  • Suspicious or improper attempts to acquire official vehicles, uniforms, badges, or access devices : a bit. I was a marine captain in a play once, and wore a uniform (sort of). When I was at Caltech, I (along with every other student, graduate or undergraduate) had and made copies of various master keys… which was a (successful) improper attempt to acquire an access device.
  • Presence of individuals who do not appear to belong in workplaces, business establishments, or near key facilities : sure. Ever been asked if you were lost? Means you didn’t appear to belong. Honestly, I do agree that this is something people should be aware of… not for terrorism reasons, but for common petty theft reasons. Calling 911 may be a bit of overkill.
  • Mapping out routes, playing out scenarios, monitoring key facilities, timing traffic lights : All of the above. Hell, every time I drive somewhere new, I map out a route. As for playing out scenarios, yeah, done that, generally using GURPS as the rules set…. Monitoring key facilities? I mean, I wouldn’t think anybody would want to, say, monitor the land (and water) near a power plant…. Timing traffic lights? Hell yeah. Every Monday night in grad school, coming back from orchestra rehearsal, I’d get on Green Street (a one way street) and hit pretty much every single light.
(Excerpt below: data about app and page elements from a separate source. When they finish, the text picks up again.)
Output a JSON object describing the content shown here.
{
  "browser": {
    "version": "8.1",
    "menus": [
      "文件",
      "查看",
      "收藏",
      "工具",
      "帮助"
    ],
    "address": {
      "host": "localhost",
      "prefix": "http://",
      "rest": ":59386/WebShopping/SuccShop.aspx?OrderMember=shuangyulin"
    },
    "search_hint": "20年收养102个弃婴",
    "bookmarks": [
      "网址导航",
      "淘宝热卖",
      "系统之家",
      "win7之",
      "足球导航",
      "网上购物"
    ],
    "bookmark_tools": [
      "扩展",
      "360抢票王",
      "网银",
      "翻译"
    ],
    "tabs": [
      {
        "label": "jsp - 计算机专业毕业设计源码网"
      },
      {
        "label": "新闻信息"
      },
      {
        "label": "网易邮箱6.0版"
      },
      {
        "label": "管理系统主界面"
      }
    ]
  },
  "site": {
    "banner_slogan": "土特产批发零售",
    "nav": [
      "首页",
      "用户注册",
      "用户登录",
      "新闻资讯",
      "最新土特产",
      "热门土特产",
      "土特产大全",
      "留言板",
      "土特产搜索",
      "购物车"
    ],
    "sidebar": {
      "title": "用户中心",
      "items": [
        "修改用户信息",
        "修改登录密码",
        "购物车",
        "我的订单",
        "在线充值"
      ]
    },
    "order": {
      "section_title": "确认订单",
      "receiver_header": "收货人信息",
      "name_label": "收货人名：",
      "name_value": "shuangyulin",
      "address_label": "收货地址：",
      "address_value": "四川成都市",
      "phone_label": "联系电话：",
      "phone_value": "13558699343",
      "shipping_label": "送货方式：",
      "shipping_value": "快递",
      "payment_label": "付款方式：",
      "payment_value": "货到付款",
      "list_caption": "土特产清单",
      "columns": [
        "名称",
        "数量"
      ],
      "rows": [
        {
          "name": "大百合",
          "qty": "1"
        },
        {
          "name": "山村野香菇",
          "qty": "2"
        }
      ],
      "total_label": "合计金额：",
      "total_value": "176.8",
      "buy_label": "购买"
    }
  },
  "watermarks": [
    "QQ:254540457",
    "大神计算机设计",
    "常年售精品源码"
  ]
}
It was awesome.
  • Stockpiling suspicious materials or abandoning potential containers for explosives (e.g. vehicles, suitcases, etc.). Insert obligatory joke about living in the South and abandoning a vehicle on your front lawn. I’ve got quite a giant stockpile of boxes left over from the last move in my attic. Does that count? I’m counting it.
  • Suspicious reporting of lost or stolen identification : I’ve actually done this, and it was even suspicious. See I had a credit card that was lost for a year. It was never misused, so it was really lost. Never found it. I mean, I still used it, because I knew the number, but the card itself was lost. Finally I got over the procrastinatory activation barrier and called the company to have a new number issued. Isn’t that a bit suspicious? “Uh, yeah, a year ago I lost my credit card….” Given that you can use credit cards as a secondary form of ID, I think I’m a full-on terror suspect here.
  • How did I do? Six (counting two “halves”) out of nine. Geez! If you aren’t alarmed by me, then you are not a Good American who cares about the safety of his or her country! Heighten your awareness!